A plus size pin-up? From the 50s? That surely can’t be right, can it?
Well you can certainly be excused for not knowing all about Hilda, a charming red headed voluptuous lady who came into the public eye back in 1957. The creation of artist Duane Bryers, she adorned calendars produced by Brown and Bigelow from 1957 to 1985. Hilda was produced and issued with seven different pictures in each calendar. There was a larger cover portrait and six more: one for every two months.
Duane was born in Michigan in 1911 and started drawing at the age of five. As he got older he drew comic strips, murals and cowboy-based pictures. He gained commercial success after a stint in the Air Force from 1943 to 1946.
Then along came Hilda.
Duane painted close to 250 paintings of Hilda over a 36-year span. Whilst her figure remained mostly the same, her plump frame adorned in everything from flowers to red long johns, her face changed. So, who posed for the Hilda paintings?
For the most part, Duane painted her from his own imagination. He has been quoted as saying “She’s a creation out of my head. I had various models over the years, but some of my best Hilda paintings I’ve ever done were done without a model.” This meant that Hilda has several different incarnations. The face is subtly different, but the body and shape have stayed the same over the course of 36 years.
Artist Les Toil who is a Hilda Superfan and a plus size artist himself, came to know Duane well over a period of six years and even interviewed the artist himself. He has quite a considerable collection of Hilda memorabilia, after finding his first piece of “Hilda-abelia” in 1999 at an antique market, where there were five original calendars for sale. Les now owns every original calendar from between 1958 to 1970 and is somewhat of an expert.
Les explained what the attraction of Hilda was to him: “Duane was never able to maintain a perfectly uniform look for her. There seemed to be a few different variations of her face—but her curvy body never seemed to change! Nor her sweet, innocent and whimsical nature. She seems to represent everything pure and untarnished by the stark harshness of the world.”
Duane painted portraits of Hilda in watercolours on 12″ x 16″ Illustration board. These originals now sell for £800 each, with the rarer ones going for upwards of £1,000. Duane retained around 60 of the original artworks, which passed down to his daughters upon his death.

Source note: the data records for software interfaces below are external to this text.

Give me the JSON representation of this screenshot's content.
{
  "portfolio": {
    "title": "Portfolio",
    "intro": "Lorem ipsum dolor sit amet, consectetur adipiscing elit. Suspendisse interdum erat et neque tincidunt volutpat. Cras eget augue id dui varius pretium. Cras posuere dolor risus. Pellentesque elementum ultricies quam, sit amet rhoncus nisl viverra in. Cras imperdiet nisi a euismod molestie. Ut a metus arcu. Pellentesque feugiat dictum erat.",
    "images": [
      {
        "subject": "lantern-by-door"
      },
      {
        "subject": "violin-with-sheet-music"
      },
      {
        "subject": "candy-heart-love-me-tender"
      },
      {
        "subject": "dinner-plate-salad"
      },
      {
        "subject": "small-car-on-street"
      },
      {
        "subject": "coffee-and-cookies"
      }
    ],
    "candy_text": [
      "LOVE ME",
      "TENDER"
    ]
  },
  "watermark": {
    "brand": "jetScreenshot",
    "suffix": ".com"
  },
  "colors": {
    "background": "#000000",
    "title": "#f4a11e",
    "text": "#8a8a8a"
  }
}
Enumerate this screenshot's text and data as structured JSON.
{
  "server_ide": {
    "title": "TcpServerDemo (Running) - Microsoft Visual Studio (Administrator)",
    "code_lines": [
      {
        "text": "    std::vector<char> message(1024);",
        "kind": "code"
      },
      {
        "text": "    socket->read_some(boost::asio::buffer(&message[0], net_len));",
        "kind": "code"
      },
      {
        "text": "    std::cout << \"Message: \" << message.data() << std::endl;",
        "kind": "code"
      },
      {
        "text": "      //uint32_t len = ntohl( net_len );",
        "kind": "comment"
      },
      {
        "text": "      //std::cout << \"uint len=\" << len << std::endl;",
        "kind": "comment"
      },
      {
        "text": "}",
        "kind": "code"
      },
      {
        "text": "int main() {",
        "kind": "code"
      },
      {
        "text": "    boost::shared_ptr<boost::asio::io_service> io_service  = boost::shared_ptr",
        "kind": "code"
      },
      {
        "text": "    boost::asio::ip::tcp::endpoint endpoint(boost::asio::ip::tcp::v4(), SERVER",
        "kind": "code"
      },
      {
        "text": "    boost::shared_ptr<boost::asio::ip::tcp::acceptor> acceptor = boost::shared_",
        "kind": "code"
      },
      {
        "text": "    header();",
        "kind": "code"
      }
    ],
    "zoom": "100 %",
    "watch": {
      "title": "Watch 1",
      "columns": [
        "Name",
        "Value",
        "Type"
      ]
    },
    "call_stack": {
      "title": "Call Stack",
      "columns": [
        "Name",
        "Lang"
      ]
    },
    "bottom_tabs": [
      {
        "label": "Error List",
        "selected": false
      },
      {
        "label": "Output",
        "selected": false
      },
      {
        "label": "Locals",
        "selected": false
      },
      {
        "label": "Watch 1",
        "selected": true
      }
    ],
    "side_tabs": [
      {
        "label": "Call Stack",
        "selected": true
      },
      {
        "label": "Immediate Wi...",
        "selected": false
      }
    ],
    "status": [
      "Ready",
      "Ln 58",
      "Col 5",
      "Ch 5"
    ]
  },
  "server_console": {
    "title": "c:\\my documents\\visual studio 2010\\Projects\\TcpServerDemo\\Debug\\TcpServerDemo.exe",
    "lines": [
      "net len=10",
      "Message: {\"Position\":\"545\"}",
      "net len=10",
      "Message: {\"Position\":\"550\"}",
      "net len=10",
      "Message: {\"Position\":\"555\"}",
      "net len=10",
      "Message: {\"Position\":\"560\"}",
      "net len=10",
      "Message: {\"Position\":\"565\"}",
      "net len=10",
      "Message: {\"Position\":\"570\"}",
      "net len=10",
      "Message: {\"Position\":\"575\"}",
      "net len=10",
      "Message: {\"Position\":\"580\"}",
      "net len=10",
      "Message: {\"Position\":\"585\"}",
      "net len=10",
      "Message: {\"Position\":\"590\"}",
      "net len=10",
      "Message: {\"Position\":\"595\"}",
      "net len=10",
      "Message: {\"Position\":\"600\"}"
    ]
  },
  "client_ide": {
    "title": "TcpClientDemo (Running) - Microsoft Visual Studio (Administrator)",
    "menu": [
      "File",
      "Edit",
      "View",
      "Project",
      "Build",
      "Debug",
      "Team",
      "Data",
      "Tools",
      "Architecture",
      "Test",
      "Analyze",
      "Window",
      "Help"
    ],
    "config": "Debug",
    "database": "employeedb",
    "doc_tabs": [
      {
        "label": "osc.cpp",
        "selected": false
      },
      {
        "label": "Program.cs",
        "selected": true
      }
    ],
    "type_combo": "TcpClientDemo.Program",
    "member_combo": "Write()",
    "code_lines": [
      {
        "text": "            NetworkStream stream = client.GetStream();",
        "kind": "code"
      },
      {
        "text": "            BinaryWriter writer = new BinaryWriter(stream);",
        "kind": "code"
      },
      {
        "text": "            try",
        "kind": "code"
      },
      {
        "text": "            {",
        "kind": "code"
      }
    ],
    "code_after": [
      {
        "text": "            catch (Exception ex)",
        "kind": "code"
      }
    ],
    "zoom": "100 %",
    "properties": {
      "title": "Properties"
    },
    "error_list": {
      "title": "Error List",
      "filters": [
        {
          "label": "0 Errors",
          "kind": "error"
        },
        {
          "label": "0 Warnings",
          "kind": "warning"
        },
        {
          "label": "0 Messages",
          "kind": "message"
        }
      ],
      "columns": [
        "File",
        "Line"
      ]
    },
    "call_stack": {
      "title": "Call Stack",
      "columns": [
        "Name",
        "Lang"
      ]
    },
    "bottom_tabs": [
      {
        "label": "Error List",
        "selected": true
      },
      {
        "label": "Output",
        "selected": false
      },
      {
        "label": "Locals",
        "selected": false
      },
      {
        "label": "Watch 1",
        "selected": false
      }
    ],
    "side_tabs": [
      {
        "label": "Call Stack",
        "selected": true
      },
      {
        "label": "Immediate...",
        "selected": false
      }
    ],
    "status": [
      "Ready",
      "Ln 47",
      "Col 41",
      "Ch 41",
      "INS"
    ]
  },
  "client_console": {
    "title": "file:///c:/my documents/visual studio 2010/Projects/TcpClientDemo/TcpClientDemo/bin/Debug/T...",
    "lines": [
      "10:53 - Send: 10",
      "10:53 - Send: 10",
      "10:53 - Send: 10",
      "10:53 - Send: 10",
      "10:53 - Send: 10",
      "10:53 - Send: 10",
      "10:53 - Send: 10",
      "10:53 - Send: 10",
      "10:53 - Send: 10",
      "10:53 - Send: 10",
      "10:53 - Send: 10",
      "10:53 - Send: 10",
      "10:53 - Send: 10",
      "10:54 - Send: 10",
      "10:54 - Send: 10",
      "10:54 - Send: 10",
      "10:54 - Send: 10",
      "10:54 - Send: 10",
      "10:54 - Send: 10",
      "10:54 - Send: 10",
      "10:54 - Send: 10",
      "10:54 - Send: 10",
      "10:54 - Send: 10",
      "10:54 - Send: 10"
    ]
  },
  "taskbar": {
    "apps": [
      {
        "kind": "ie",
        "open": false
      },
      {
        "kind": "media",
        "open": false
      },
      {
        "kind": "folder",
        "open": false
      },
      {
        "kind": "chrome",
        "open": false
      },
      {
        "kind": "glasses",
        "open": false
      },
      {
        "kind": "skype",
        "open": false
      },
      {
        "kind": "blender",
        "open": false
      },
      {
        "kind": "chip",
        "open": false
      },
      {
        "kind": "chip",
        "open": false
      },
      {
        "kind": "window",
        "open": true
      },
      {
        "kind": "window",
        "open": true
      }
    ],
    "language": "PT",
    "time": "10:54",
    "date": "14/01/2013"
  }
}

Brown and Bigelow produced several other products featuring Hilda, including two sets of glasses, playing cards, plates and ashtrays. Duane himself disliked the art produced on the glasses as they were pictures copied by staff artists at Brown and Bigelow and so featured a very simplistic rendering of Hilda, unlike the portraits themselves.
So, where and how can you start your collection of Hilda? Ebay is a great source for Hilda-abelia at affordable prices. Most of the merchandise can be purchased there, however a word of warning: prints of Hilda were never made; these are usually pages from the calendars cut out and put into a frame.

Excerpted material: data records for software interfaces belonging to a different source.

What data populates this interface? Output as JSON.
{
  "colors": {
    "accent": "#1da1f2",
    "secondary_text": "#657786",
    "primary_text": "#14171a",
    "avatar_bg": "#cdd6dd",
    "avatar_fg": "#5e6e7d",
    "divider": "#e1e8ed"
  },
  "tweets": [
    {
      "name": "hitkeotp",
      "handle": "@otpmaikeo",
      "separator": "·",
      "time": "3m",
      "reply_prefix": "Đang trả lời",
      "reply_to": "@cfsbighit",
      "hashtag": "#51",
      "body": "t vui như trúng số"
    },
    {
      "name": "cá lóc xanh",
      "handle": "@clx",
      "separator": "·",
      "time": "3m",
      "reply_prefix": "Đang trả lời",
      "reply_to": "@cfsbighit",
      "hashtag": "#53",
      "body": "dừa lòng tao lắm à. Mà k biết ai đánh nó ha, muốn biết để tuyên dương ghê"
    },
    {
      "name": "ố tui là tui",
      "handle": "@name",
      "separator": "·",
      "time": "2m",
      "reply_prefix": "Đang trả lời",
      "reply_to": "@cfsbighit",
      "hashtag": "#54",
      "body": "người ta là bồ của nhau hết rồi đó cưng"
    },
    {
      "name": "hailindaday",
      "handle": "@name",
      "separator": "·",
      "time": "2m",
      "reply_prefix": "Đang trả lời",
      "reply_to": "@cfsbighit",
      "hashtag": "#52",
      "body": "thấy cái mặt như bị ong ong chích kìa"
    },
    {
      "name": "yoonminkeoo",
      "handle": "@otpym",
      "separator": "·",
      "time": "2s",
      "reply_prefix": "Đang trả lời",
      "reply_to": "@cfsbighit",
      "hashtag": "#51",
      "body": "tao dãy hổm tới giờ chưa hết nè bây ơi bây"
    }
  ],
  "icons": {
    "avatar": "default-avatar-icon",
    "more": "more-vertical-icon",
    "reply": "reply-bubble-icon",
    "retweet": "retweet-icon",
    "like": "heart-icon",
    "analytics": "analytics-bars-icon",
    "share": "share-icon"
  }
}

Hilda has maintained an endless appeal, however Brown and Bigelow are believed to have stopped production of the calendar around eight years ago, although given the prolific amount of work that Duane Bryers produced, they could have continued for many years to come.
Les Toil spoke to Duane on many occasions and as their friendship grew so did Les’ collection. The crowning glory to this collection is a hand sketched Hilda, with a personal note from Duane. Whilst Hilda is often shown in various stages of undress, this sketch is believed to be the only topless Hilda in existence.
Hilda’s creator passed away in 2012, just before his 101st birthday but Hilda is still going strong, with a bigger fan base than ever.
All figures and research comes from personal correspondence with Les Toil – www.toilgirls.com